▶ _Data records for software interfaces_:
╭──

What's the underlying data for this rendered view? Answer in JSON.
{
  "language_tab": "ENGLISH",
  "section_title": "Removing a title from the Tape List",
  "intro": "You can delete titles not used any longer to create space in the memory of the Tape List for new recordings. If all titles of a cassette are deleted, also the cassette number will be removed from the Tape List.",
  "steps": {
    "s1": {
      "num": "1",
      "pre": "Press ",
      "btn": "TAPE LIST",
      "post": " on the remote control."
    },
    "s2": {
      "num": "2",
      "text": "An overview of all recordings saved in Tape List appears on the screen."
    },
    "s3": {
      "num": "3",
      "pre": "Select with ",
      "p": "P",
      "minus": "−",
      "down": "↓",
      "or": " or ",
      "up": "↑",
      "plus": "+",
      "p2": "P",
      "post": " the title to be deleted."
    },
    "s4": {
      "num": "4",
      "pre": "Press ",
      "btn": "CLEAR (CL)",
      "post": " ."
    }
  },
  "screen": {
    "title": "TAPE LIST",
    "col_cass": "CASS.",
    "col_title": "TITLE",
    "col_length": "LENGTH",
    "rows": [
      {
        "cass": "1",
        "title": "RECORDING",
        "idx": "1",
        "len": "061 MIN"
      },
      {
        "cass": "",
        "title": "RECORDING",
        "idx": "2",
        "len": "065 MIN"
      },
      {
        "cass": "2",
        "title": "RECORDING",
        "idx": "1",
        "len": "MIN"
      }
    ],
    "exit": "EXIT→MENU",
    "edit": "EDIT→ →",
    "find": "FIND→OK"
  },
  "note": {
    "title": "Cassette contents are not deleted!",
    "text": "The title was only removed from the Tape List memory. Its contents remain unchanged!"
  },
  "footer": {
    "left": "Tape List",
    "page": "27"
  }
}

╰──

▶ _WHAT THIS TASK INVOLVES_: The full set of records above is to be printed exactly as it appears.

▶ _EXERCISE ANSWER_:
What's the underlying data for this rendered view? Answer in JSON.
{
  "language_tab": "ENGLISH",
  "section_title": "Removing a title from the Tape List",
  "intro": "You can delete titles not used any longer to create space in the memory of the Tape List for new recordings. If all titles of a cassette are deleted, also the cassette number will be removed from the Tape List.",
  "steps": {
    "s1": {
      "num": "1",
      "pre": "Press ",
      "btn": "TAPE LIST",
      "post": " on the remote control."
    },
    "s2": {
      "num": "2",
      "text": "An overview of all recordings saved in Tape List appears on the screen."
    },
    "s3": {
      "num": "3",
      "pre": "Select with ",
      "p": "P",
      "minus": "−",
      "down": "↓",
      "or": " or ",
      "up": "↑",
      "plus": "+",
      "p2": "P",
      "post": " the title to be deleted."
    },
    "s4": {
      "num": "4",
      "pre": "Press ",
      "btn": "CLEAR (CL)",
      "post": " ."
    }
  },
  "screen": {
    "title": "TAPE LIST",
    "col_cass": "CASS.",
    "col_title": "TITLE",
    "col_length": "LENGTH",
    "rows": [
      {
        "cass": "1",
        "title": "RECORDING",
        "idx": "1",
        "len": "061 MIN"
      },
      {
        "cass": "",
        "title": "RECORDING",
        "idx": "2",
        "len": "065 MIN"
      },
      {
        "cass": "2",
        "title": "RECORDING",
        "idx": "1",
        "len": "MIN"
      }
    ],
    "exit": "EXIT→MENU",
    "edit": "EDIT→ →",
    "find": "FIND→OK"
  },
  "note": {
    "title": "Cassette contents are not deleted!",
    "text": "The title was only removed from the Tape List memory. Its contents remain unchanged!"
  },
  "footer": {
    "left": "Tape List",
    "page": "27"
  }
}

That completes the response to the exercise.